RECORDS SUPPLIED
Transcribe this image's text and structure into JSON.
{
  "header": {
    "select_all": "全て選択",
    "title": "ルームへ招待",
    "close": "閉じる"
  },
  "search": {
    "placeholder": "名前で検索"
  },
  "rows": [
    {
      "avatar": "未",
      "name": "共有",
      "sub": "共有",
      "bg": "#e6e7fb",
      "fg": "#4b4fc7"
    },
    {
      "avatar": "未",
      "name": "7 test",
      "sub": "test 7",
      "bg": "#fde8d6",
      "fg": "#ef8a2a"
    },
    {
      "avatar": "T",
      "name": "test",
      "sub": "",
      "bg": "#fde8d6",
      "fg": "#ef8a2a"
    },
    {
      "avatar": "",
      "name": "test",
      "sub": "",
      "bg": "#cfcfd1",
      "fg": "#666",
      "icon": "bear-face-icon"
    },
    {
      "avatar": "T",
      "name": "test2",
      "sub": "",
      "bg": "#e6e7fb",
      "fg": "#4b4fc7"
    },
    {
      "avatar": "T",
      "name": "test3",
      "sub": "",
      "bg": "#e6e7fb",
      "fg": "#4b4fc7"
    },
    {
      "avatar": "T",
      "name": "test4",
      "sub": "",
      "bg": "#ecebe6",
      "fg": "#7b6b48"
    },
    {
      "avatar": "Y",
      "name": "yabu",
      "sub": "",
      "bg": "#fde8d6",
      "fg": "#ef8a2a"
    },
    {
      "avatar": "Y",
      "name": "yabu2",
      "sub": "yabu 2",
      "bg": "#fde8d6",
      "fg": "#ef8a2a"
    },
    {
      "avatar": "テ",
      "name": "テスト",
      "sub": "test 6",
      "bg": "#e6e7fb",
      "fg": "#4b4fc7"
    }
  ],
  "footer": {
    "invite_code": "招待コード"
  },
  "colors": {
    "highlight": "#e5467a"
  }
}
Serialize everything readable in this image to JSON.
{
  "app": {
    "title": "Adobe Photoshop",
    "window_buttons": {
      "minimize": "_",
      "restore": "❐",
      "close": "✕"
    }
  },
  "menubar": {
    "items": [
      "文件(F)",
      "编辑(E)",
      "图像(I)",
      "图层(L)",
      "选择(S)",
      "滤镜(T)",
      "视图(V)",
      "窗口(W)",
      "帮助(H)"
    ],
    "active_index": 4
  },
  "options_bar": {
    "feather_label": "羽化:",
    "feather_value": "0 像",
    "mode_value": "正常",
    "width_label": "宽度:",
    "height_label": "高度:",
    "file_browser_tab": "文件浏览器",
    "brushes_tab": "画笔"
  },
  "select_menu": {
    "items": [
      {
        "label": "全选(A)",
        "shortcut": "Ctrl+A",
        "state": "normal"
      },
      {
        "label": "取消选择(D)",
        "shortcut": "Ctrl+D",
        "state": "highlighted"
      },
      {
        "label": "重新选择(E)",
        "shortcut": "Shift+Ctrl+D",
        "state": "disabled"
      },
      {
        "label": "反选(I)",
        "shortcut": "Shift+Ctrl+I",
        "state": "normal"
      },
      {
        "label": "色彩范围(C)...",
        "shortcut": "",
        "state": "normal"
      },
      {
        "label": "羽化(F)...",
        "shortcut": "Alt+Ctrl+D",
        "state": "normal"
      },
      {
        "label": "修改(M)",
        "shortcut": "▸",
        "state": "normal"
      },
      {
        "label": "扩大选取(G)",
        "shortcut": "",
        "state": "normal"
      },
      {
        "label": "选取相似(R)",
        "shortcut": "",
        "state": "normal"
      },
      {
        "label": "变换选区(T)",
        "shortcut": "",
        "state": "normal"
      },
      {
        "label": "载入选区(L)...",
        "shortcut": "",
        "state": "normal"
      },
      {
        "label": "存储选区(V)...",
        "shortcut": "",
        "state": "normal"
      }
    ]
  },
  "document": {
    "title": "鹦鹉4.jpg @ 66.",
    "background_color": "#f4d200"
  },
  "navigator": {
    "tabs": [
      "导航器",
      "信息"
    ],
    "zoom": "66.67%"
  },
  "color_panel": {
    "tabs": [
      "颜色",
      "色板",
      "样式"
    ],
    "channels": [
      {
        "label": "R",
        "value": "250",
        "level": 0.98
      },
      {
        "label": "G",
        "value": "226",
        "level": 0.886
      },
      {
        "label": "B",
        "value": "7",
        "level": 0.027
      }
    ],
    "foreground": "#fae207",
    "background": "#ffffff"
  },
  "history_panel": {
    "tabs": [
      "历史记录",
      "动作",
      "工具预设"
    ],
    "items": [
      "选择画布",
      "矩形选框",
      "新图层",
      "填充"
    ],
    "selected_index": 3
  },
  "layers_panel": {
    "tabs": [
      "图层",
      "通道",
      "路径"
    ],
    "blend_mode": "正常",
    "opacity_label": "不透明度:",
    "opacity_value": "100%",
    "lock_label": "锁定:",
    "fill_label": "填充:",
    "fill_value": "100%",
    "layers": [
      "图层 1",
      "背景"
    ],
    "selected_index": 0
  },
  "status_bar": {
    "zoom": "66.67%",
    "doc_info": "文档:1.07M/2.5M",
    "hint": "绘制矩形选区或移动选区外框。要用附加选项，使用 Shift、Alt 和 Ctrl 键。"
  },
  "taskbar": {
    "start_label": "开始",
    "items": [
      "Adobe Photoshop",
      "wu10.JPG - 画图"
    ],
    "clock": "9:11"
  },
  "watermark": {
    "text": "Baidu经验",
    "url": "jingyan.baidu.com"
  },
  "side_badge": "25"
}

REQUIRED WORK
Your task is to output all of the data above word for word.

RESPONSE FOR THIS EXERCISE
Transcribe this image's text and structure into JSON.
{
  "header": {
    "select_all": "全て選択",
    "title": "ルームへ招待",
    "close": "閉じる"
  },
  "search": {
    "placeholder": "名前で検索"
  },
  "rows": [
    {
      "avatar": "未",
      "name": "共有",
      "sub": "共有",
      "bg": "#e6e7fb",
      "fg": "#4b4fc7"
    },
    {
      "avatar": "未",
      "name": "7 test",
      "sub": "test 7",
      "bg": "#fde8d6",
      "fg": "#ef8a2a"
    },
    {
      "avatar": "T",
      "name": "test",
      "sub": "",
      "bg": "#fde8d6",
      "fg": "#ef8a2a"
    },
    {
      "avatar": "",
      "name": "test",
      "sub": "",
      "bg": "#cfcfd1",
      "fg": "#666",
      "icon": "bear-face-icon"
    },
    {
      "avatar": "T",
      "name": "test2",
      "sub": "",
      "bg": "#e6e7fb",
      "fg": "#4b4fc7"
    },
    {
      "avatar": "T",
      "name": "test3",
      "sub": "",
      "bg": "#e6e7fb",
      "fg": "#4b4fc7"
    },
    {
      "avatar": "T",
      "name": "test4",
      "sub": "",
      "bg": "#ecebe6",
      "fg": "#7b6b48"
    },
    {
      "avatar": "Y",
      "name": "yabu",
      "sub": "",
      "bg": "#fde8d6",
      "fg": "#ef8a2a"
    },
    {
      "avatar": "Y",
      "name": "yabu2",
      "sub": "yabu 2",
      "bg": "#fde8d6",
      "fg": "#ef8a2a"
    },
    {
      "avatar": "テ",
      "name": "テスト",
      "sub": "test 6",
      "bg": "#e6e7fb",
      "fg": "#4b4fc7"
    }
  ],
  "footer": {
    "invite_code": "招待コード"
  },
  "colors": {
    "highlight": "#e5467a"
  }
}
Serialize everything readable in this image to JSON.
{
  "app": {
    "title": "Adobe Photoshop",
    "window_buttons": {
      "minimize": "_",
      "restore": "❐",
      "close": "✕"
    }
  },
  "menubar": {
    "items": [
      "文件(F)",
      "编辑(E)",
      "图像(I)",
      "图层(L)",
      "选择(S)",
      "滤镜(T)",
      "视图(V)",
      "窗口(W)",
      "帮助(H)"
    ],
    "active_index": 4
  },
  "options_bar": {
    "feather_label": "羽化:",
    "feather_value": "0 像",
    "mode_value": "正常",
    "width_label": "宽度:",
    "height_label": "高度:",
    "file_browser_tab": "文件浏览器",
    "brushes_tab": "画笔"
  },
  "select_menu": {
    "items": [
      {
        "label": "全选(A)",
        "shortcut": "Ctrl+A",
        "state": "normal"
      },
      {
        "label": "取消选择(D)",
        "shortcut": "Ctrl+D",
        "state": "highlighted"
      },
      {
        "label": "重新选择(E)",
        "shortcut": "Shift+Ctrl+D",
        "state": "disabled"
      },
      {
        "label": "反选(I)",
        "shortcut": "Shift+Ctrl+I",
        "state": "normal"
      },
      {
        "label": "色彩范围(C)...",
        "shortcut": "",
        "state": "normal"
      },
      {
        "label": "羽化(F)...",
        "shortcut": "Alt+Ctrl+D",
        "state": "normal"
      },
      {
        "label": "修改(M)",
        "shortcut": "▸",
        "state": "normal"
      },
      {
        "label": "扩大选取(G)",
        "shortcut": "",
        "state": "normal"
      },
      {
        "label": "选取相似(R)",
        "shortcut": "",
        "state": "normal"
      },
      {
        "label": "变换选区(T)",
        "shortcut": "",
        "state": "normal"
      },
      {
        "label": "载入选区(L)...",
        "shortcut": "",
        "state": "normal"
      },
      {
        "label": "存储选区(V)...",
        "shortcut": "",
        "state": "normal"
      }
    ]
  },
  "document": {
    "title": "鹦鹉4.jpg @ 66.",
    "background_color": "#f4d200"
  },
  "navigator": {
    "tabs": [
      "导航器",
      "信息"
    ],
    "zoom": "66.67%"
  },
  "color_panel": {
    "tabs": [
      "颜色",
      "色板",
      "样式"
    ],
    "channels": [
      {
        "label": "R",
        "value": "250",
        "level": 0.98
      },
      {
        "label": "G",
        "value": "226",
        "level": 0.886
      },
      {
        "label": "B",
        "value": "7",
        "level": 0.027
      }
    ],
    "foreground": "#fae207",
    "background": "#ffffff"
  },
  "history_panel": {
    "tabs": [
      "历史记录",
      "动作",
      "工具预设"
    ],
    "items": [
      "选择画布",
      "矩形选框",
      "新图层",
      "填充"
    ],
    "selected_index": 3
  },
  "layers_panel": {
    "tabs": [
      "图层",
      "通道",
      "路径"
    ],
    "blend_mode": "正常",
    "opacity_label": "不透明度:",
    "opacity_value": "100%",
    "lock_label": "锁定:",
    "fill_label": "填充:",
    "fill_value": "100%",
    "layers": [
      "图层 1",
      "背景"
    ],
    "selected_index": 0
  },
  "status_bar": {
    "zoom": "66.67%",
    "doc_info": "文档:1.07M/2.5M",
    "hint": "绘制矩形选区或移动选区外框。要用附加选项，使用 Shift、Alt 和 Ctrl 键。"
  },
  "taskbar": {
    "start_label": "开始",
    "items": [
      "Adobe Photoshop",
      "wu10.JPG - 画图"
    ],
    "clock": "9:11"
  },
  "watermark": {
    "text": "Baidu经验",
    "url": "jingyan.baidu.com"
  },
  "side_badge": "25"
}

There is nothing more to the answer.